Bjorn Rebney to Ariel Helwani (h/t MMA Fighting), March 26, 2012:
At the same time, it’s critical to have a system in place that ensures our Champions defend their titles as frequently as possible. If we just picked who fights who, this would be a simple process. If a title challenger gets injured we could just give the fight to whoever else we thought would sell Pay-Per-View’s or generate ratings. But, because we’re a real sports format, we don’t do that.
Patricio "Pitbull" Freire to MMA Junkie, January 14, 2014:
I’m upset at the whole thing not going the way I thought I was going. I’ve got faith to keep training and keep doing what I’m doing, and hopefully everything will work out. But if Bellator doesn’t believe in me – if they don’t want me to be champion and to do things right – I’d like to just ask them to let me out of my contract.
Don't look now, but Bellator has a tournament-sized problem on its hands.
The promotion that bills itself "the toughest tournament in sports" is apparently ready and willing to bypass the whole tournament thing when it suits its needs. And that's fine. Bellator has some excellent fighters on the roster, but the tournament and season formats are holding it back from reaching its true potential.
They're a double-edged sword that will prevent Bellator from ever becoming a credible threat to the UFC's reign as the king of combat sports.
The latest sign that Bellator recognizes this fact came on Monday afternoon when the promotion announced that a rematch has been signed between new featherweight champion Daniel Straus and Pat Curran. Straus dethroned Curran on November 2.
The fight was forgettable, but there's little doubt that Straus earned the unanimous decision he was awarded that night. He took home scores of 49-45, 48-46 and 48-46.
Of course, Bellator has a built-in policy that allows it to book immediate rematches. Here's what Bjorn Rebney wrote on Bellator.com in late 2012.
When a fighter’s earned a shot at the world title by winning The Toughest Tournament in Sports and competes in a title fight that knocks fans like us back in our seats (win or lose) delivering an incredible fight, when a rematch is called for, we will deliver it. Championship fights give us some of the greatest moments in MMA. And, rematches of incredible championship fights will give fans like us more of those electrifying moments while staying true to the world’s best fighters having had to earn their way to those title shots.
So, to recap:
1. A rematch is called for when the fight knocks fans back in their seats.
2. We will have electrifying moments while staying true to the idea of fighters earning title shots.
Straus vs. Curran did not knock anyone back in their seats, unless they simply slumped backward after falling asleep. I am ready to concede this is a distinct possibility.
Freire earned his way to a title shot against Straus. He defeated Diego Nunes, Fabricio Guerreiro and Justin Wilcox and won two of those fights by TKO. He won the Season 9 featherweight tournament and should get the championship opportunity that Rebney constantly crows about when he talks about how Bellator is a real sport and the UFC is entertainment.
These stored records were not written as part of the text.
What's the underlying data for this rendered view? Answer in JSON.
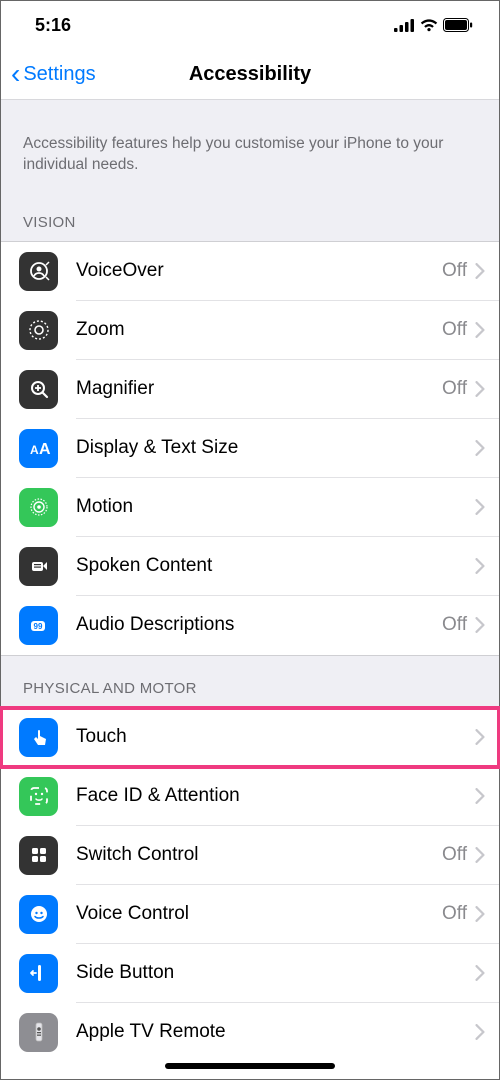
{
  "status": {
    "time": "5:16"
  },
  "nav": {
    "back_label": "Settings",
    "title": "Accessibility"
  },
  "intro": "Accessibility features help you customise your iPhone to your individual needs.",
  "sections": {
    "vision": {
      "header": "VISION",
      "items": [
        {
          "label": "VoiceOver",
          "value": "Off",
          "icon": "voiceover",
          "bg": "bg-black"
        },
        {
          "label": "Zoom",
          "value": "Off",
          "icon": "zoom",
          "bg": "bg-black"
        },
        {
          "label": "Magnifier",
          "value": "Off",
          "icon": "magnifier",
          "bg": "bg-black"
        },
        {
          "label": "Display & Text Size",
          "value": "",
          "icon": "textsize",
          "bg": "bg-blue"
        },
        {
          "label": "Motion",
          "value": "",
          "icon": "motion",
          "bg": "bg-green"
        },
        {
          "label": "Spoken Content",
          "value": "",
          "icon": "spoken",
          "bg": "bg-black"
        },
        {
          "label": "Audio Descriptions",
          "value": "Off",
          "icon": "audiodesc",
          "bg": "bg-blue"
        }
      ]
    },
    "physical": {
      "header": "PHYSICAL AND MOTOR",
      "items": [
        {
          "label": "Touch",
          "value": "",
          "icon": "touch",
          "bg": "bg-blue",
          "highlight": true
        },
        {
          "label": "Face ID & Attention",
          "value": "",
          "icon": "faceid",
          "bg": "bg-green"
        },
        {
          "label": "Switch Control",
          "value": "Off",
          "icon": "switchcontrol",
          "bg": "bg-black"
        },
        {
          "label": "Voice Control",
          "value": "Off",
          "icon": "voicecontrol",
          "bg": "bg-blue"
        },
        {
          "label": "Side Button",
          "value": "",
          "icon": "sidebutton",
          "bg": "bg-blue"
        },
        {
          "label": "Apple TV Remote",
          "value": "",
          "icon": "remote",
          "bg": "bg-gray"
        }
      ]
    }
  }
}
But, no. Because Bellator spent a lot of money shooting videos of Curran punching the air with flaming gloves and seemingly likes having him as its champion—and despite Freire deserving the fight he earned in the laughable "toughest tournament in sports"—the promotion is affording Curran the opportunity to win back his belt despite absolutely and clearly not meriting it.
You've already seen Freire's opinion on the subject. He thinks it's a load of crap, and he's right. But he's not the only one unhappy with the decision.
"My perception is that Bellator wants him as champ so bad not only does he get immediate rematch but gets it in his hometown damn near," Straus wrote on Facebook. "Any thoughts?"
Yeah, I have some thoughts.
It's time to do away with the tournaments. They're a fun concept, and they worked for a while, but they don't work now. The folks at Spike TV are absolute masters in building stars; this has been proved time and again over the last decade. But they're handcuffed by an antiquated format that will never lend itself to building momentum.
Either that, or Bellator has to stop pretending it's a pure sports organization. It isn't. It's in the same entertainment business as the UFC, and decisions like bypassing the guy who actually won the "toughest tournament in sports" and giving the title shot to the guy it wants as champion prove it.
Oh, and letting former welterweight champion Ben Askren walk away because he's boring? Yeah, that totally proves Bellator is all about sports. That doesn't smell like a decision based on entertainment value at all.
We see what you are, Bellator. You know what you are, so why don't you stop pretending you're something else? Get rid of the tournaments, stop doing "seasons" and just put on the best fights you can. The results will surprise you.